If returning home to face the New York Islanders, who had dropped seven straight games, seemed scrumptious, it was in part because the Isles brought the NHL’s last-place penalty-killing unit to town.

The Blues took advantage Thursday night at Scottrade Center, matching a season high with three power-play goals in a 5-1 win over the Islanders in front of a crowd of 14,152.

David Backes, Derek Roy and Jay Bouwmeester provided the pudding on the man-advantage, and with even-strength tallies by Magnus Paajarvi and Brenden Morrow, the club snapped its two-game losing streak.

“We played against two teams (LA and San Jose) that pressured the puck a lot, and we kind of over-complicated things,” said Blues defenseman Kevin Shattenkirk, who assisted on two of the team’s power-play goals Thursday, a night when the team went three for six. “We just got back to simple point shots, getting pucks to the net and winning those battles.”

Goaltender Jaroslav Halak made 22 saves — one with his mask — to pick up his 15th win of the season for the Blues, who will be back on the ice Saturday night when they host Anaheim.

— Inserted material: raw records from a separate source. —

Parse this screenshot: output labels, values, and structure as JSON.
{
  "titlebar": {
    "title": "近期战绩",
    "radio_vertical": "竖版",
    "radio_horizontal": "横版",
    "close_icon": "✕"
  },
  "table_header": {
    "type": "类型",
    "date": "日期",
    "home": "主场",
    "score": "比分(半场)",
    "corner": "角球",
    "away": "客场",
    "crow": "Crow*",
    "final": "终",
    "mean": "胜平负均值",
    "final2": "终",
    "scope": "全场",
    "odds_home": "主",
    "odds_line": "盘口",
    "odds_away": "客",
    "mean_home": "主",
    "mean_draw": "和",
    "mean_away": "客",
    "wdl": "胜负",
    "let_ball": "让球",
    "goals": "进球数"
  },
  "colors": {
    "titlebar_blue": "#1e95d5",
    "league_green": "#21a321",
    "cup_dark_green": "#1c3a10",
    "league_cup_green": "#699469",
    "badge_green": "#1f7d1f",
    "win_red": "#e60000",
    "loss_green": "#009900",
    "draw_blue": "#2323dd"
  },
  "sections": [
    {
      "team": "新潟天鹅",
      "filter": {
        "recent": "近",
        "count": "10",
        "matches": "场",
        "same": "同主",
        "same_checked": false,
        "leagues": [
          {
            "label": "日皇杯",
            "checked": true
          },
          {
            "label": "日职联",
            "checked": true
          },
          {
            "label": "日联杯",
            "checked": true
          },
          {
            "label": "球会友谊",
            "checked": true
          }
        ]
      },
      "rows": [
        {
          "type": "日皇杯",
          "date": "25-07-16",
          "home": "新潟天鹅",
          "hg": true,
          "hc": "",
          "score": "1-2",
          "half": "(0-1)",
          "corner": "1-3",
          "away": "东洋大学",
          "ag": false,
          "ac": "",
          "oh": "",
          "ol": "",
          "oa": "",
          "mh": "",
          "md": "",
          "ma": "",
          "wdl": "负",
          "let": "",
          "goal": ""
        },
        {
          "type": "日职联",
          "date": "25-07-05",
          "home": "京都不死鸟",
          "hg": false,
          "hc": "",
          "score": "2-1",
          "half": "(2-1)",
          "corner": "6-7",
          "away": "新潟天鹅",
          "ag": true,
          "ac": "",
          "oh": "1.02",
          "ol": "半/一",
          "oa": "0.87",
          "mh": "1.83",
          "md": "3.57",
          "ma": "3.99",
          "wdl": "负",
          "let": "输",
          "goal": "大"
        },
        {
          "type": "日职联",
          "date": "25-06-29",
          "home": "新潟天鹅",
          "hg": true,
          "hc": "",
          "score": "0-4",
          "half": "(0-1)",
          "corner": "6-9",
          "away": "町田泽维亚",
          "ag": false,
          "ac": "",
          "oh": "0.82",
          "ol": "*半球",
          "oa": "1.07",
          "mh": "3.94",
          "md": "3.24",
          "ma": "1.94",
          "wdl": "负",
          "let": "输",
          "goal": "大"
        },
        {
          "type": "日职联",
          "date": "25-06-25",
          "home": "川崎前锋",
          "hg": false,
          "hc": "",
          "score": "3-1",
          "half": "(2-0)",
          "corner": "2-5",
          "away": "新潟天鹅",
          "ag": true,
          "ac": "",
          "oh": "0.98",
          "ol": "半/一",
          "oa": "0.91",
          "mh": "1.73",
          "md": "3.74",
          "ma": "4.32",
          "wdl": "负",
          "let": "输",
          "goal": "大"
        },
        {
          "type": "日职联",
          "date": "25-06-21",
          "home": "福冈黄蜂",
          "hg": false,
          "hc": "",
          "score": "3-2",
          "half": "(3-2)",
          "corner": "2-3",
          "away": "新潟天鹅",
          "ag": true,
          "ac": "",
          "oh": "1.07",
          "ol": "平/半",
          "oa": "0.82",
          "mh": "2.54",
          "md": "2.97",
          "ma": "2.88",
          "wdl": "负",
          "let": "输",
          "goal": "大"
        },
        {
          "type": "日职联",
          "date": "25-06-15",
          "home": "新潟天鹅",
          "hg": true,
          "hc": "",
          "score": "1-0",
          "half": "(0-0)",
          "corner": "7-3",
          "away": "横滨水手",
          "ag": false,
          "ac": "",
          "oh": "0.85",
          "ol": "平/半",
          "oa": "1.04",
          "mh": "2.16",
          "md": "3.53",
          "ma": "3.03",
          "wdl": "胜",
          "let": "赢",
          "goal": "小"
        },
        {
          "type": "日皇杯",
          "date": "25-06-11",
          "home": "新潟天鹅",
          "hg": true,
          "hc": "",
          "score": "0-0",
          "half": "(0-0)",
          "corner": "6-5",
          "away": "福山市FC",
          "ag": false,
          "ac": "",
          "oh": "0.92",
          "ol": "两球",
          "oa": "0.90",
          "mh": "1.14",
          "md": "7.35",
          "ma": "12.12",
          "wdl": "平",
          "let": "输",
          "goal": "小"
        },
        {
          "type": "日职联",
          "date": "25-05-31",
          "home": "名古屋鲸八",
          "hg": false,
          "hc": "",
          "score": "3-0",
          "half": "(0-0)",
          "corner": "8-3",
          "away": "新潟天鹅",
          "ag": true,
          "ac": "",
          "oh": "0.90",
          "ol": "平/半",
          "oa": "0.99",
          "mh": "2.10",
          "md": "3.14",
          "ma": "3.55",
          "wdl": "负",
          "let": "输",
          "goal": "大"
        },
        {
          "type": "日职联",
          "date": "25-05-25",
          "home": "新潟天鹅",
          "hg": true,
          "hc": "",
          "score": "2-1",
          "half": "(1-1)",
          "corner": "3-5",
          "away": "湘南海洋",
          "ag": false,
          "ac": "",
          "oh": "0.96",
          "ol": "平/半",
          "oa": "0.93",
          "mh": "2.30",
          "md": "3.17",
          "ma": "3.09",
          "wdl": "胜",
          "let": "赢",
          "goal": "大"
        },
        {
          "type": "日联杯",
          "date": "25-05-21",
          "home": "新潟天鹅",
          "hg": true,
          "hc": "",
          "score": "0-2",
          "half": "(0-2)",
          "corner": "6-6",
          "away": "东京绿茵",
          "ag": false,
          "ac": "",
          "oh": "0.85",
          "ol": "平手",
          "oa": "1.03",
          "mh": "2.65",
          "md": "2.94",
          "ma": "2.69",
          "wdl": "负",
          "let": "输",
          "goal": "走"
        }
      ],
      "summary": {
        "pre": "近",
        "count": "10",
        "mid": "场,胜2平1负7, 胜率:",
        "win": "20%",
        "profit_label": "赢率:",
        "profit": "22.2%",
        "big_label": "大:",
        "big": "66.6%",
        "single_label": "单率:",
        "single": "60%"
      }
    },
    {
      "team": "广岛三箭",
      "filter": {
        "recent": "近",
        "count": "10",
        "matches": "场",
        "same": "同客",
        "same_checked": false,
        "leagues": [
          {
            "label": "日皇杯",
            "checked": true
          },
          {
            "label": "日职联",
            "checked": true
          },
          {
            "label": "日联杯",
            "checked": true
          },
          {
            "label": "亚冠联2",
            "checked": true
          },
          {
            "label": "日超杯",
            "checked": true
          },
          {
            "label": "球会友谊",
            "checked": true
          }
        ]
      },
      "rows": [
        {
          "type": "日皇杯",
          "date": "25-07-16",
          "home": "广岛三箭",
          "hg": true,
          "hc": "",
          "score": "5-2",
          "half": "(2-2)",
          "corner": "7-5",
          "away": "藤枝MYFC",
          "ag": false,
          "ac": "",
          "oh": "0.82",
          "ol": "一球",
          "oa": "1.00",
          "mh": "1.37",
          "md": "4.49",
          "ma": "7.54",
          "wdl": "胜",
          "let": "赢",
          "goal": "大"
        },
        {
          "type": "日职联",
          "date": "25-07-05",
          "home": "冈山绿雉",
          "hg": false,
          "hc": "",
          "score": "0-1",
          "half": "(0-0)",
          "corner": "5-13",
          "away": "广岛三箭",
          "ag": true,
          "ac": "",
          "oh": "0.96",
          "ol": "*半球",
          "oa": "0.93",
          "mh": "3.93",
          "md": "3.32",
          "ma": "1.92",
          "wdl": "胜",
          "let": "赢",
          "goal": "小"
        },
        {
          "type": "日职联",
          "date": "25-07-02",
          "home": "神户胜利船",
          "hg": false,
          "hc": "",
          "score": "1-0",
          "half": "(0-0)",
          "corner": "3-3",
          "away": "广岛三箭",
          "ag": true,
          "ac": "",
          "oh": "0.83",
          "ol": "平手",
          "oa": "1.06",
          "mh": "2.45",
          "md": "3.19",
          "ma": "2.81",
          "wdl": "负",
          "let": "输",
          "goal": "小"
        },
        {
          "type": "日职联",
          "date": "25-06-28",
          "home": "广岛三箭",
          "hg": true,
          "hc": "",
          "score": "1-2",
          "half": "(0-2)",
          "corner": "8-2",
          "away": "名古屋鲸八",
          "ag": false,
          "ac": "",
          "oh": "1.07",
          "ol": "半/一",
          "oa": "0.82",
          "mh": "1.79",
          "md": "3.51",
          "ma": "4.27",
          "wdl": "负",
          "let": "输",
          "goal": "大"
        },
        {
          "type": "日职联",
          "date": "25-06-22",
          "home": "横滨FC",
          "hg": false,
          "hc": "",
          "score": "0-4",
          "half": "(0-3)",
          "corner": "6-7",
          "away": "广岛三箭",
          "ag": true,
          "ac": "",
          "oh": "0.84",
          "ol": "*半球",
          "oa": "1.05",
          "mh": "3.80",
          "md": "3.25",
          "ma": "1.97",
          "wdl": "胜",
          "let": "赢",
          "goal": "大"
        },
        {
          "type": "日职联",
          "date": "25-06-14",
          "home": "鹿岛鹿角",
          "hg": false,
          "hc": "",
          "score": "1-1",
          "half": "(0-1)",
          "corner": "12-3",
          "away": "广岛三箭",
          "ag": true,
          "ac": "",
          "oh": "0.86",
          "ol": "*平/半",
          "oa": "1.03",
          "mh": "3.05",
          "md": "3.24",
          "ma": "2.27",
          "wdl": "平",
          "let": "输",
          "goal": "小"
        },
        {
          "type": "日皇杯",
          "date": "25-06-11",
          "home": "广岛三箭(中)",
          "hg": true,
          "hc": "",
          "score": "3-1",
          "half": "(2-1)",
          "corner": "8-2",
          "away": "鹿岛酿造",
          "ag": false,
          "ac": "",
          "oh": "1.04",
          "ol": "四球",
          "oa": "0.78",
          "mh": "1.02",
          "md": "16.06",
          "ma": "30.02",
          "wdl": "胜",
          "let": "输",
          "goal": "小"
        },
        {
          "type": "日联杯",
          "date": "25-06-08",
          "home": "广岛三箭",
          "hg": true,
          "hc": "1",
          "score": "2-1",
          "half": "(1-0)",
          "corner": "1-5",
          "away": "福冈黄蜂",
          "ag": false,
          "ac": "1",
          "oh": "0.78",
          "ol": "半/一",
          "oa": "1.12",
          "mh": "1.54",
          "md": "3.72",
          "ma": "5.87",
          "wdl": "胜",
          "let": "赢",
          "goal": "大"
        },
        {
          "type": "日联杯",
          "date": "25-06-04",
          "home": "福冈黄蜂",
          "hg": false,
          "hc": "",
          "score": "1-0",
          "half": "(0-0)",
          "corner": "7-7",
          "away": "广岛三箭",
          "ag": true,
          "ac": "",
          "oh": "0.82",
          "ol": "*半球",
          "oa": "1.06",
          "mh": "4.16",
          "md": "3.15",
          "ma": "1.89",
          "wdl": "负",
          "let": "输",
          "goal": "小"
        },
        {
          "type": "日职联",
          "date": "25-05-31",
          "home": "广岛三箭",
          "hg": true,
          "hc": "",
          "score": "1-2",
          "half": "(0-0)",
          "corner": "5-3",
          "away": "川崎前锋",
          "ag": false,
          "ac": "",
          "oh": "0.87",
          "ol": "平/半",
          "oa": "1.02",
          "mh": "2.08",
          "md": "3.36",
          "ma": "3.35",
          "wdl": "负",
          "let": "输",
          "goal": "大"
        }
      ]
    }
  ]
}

There was a laundry list of reasons the club fell in LA and San Jose, but the power play left the team hung out to dry.

The Blues had owned the NHL’s top-ranked unit but “dropped” to No. 3 after the wipe out on the West Coast. But after Monday’s matchup against LA’s seventh-ranked PK unit, the team faced the No. 30 Islanders Thursday.

After New York’s Thomas Vanek went to the penalty box for interference midway through the first period, the Islanders nearly escaped without harm. But with one second left on the man-advantage, Blues defenseman Bouwmeester put a point shot past Isles goalie Anders Nilsson for a 1-0 lead with 8:13 left in the opening frame.

Halak was strong in the early going, thwarting off a few scoring chances by John Tavares and Co. But four minutes into the second period, a shot by Tavares caught Halak in the mask. The pressure of the puck hitting the mask caused his lip to split in a couple of spots, but with trainer Ray Barile able to stop the bleeding, Halak stayed in the game.

“You should have seen the other guy,” Halak joked after being asked about the cuts following the game.

The Blues received a penalty on that sequence, however, when Roy was whistled off for tripping. Late in that Islanders’ power play, defenseman Andrew MacDonald knotted the score 1-1 on a point shot of his own.

It remained a special-teams theme, perhaps leading Blues coach Ken Hitchcock moments later to make a prediction.

When New York’s Matt Martin was called for interference with 13:40 left in the second period, Fox Sports Midwest’s Bernie Federko asked Hitchcock how important the power play would be. His answer: it would determine the game.